Direct costs of crime include:  

  • funding that must be provided by local, state, tribal, territorial, and federal governments to support law enforcement, the judiciary, and correctional services.  
  • financial losses sustained by crime victims, such as lost money and stolen or damaged property 

Indirect costs of crime include:  

  • physical, psychological, and long-term financial harm incurred by crime victims and their families, lost productivity and wages, and lower quality of life as a result of victimization  
  • heightened fear of crime, reduced ability to stem blight, loss of commercial and other investment, and increased burden on social service organizations in local communities  
  • social and economic consequences of punishments and wrongful convictions, and reduced earning and contribution potential of persons who are incarcerated.  

BJS measures direct public costs associated with crime through the Justice Expenditures and Employment Extracts (JEEE) series. The new Justice Expenditure and Employment Tool (JEET) allows users to explore criminal justice expenditure, employment, and payroll statistics of state and local governments.

BJS also measures direct costs of crime to victims through the National Crime Victimization Survey (NCVS). These data include the amounts of money and property that may have been stolen or damaged, amounts recovered, and amounts spent to repair or replace damaged goods.

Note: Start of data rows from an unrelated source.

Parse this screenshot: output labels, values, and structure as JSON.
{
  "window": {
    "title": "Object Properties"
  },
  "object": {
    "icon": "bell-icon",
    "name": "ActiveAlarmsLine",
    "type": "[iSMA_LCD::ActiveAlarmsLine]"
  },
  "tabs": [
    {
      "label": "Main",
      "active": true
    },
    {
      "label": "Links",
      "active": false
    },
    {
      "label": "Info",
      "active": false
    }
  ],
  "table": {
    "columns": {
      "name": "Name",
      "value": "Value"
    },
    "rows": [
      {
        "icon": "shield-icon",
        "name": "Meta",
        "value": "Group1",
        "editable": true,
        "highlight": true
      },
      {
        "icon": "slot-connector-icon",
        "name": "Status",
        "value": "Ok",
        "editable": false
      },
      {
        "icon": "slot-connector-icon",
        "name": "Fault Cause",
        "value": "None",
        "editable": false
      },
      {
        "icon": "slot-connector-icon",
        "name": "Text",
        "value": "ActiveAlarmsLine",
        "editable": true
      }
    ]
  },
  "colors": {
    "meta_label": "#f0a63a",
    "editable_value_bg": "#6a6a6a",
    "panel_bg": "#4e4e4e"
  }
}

At this time, BJS data collections do not measure or quantify the indirect costs of crime. 

Date Created: December 16, 2022